Testing for concept shift online

arXiv.org Machine Learning

The most standard way of testing statistical hypotheses is batch testing: we try to reject a given null hypothesis based on a batch of data. The alternative approach of online testing (see, e.g., [10] or [9]) consists in constructing a nonnegative process that is a martingale under the null hypothesis. The ratio of the current value of such a process to its initial value can be interpreted as the amount of evidence found against the null hypothesis. The standard assumption in machine learning is the (general) IID assumption, sometimes referred to (especially in older literature) as the assumption of randomness: the observations are assumed to be independent and identically distributed, but nothing is assumed about the probability measure generating a single observation. Interestingly, there exist processes, exchangeability martingales, that are martingales under the IID assumption; they can be constructed (see, e.g., [14, Section 7.1] or [13]) using the method of conformal prediction [14, Chapter 2]. Deviations from the IID assumption have become a popular topic of research in machine learning under the name of dataset shift [6, 7]; in my terminology I will follow mostly [6].

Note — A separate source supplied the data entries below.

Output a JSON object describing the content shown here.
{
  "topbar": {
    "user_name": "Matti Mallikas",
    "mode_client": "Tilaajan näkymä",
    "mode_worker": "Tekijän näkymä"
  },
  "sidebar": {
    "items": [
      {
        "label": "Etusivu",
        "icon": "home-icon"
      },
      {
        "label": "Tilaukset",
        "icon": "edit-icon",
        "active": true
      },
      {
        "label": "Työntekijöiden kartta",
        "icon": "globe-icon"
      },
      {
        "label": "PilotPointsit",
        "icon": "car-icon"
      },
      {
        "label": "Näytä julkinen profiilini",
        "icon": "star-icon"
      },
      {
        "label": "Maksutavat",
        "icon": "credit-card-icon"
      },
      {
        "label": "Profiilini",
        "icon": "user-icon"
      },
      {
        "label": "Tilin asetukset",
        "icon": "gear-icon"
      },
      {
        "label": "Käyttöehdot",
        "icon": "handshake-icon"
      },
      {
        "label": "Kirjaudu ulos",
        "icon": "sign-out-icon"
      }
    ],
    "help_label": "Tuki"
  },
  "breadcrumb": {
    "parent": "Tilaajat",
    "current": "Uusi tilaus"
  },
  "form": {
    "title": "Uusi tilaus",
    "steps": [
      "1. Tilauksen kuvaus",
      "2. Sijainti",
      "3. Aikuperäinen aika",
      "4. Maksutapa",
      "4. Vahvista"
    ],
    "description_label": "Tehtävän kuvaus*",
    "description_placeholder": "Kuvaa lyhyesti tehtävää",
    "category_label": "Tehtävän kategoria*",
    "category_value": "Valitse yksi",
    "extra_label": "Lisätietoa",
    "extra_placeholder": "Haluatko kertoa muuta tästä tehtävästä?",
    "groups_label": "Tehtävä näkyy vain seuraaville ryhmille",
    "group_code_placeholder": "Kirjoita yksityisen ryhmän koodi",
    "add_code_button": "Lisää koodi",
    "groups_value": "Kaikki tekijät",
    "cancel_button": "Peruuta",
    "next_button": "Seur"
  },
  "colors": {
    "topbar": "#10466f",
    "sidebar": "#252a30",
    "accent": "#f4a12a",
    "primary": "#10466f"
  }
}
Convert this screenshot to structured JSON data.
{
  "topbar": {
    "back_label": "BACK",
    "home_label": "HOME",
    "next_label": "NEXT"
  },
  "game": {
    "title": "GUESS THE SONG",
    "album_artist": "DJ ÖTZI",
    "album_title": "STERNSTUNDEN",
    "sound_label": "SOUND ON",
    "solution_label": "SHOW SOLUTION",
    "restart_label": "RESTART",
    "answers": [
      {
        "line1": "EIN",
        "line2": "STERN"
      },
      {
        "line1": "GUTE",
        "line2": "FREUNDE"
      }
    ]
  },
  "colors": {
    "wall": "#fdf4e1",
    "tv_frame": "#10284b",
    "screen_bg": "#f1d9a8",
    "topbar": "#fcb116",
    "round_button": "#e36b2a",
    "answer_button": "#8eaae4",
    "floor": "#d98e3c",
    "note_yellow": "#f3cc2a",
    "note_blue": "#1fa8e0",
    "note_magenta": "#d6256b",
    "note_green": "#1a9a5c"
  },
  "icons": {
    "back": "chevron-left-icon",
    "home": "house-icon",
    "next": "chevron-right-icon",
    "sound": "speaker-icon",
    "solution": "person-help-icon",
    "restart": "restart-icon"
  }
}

On Equivalence of Martingale Tail Bounds and Deterministic Regret Inequalities

arXiv.org Machine Learning

We study an equivalence of (i) deterministic pathwise statements appearing in the online learning literature (termed \emph{regret bounds}), (ii) high-probability tail bounds for the supremum of a collection of martingales (of a specific form arising from uniform laws of large numbers for martingales), and (iii) in-expectation bounds for the supremum. By virtue of the equivalence, we prove exponential tail bounds for norms of Banach space valued martingales via deterministic regret bounds for the online mirror descent algorithm with an adaptive step size. We extend these results beyond the linear structure of the Banach space: we define a notion of \emph{martingale type} for general classes of real-valued functions and show its equivalence (up to a logarithmic factor) to various sequential complexities of the class (in particular, the sequential Rademacher complexity and its offset version). For classes with the general martingale type 2, we exhibit a finer notion of variation that allows partial adaptation to the function indexing the martingale. Our proof technique rests on sequential symmetrization and on certifying the \emph{existence} of regret minimization strategies for certain online prediction problems.


Mixture Martingales Revisited with Applications to Sequential Tests and Confidence Intervals

arXiv.org Machine Learning

This paper presents new deviation inequalities that are valid uniformly in time under adaptive sampling in a multi-armed bandit model. The deviations are measured using the Kullback-Leibler divergence in a given one-dimensional exponential family, and may take into account several arms at a time. They are obtained by constructing for each arm a mixture martingale based on a hierarchical prior, and by multiplying those martingales. Our deviation inequalities allow us to analyze stopping rules based on generalized likelihood ratios for a large class of sequential identification problems. We establish asymptotic optimality of sequential tests generalising the track-and-stop method to problems beyond best arm identification. We further derive sharper stopping thresholds, where the number of arms is replaced by the newly introduced pure exploration problem rank. We construct tight confidence intervals for linear functions and minima/maxima of the vector of arm means.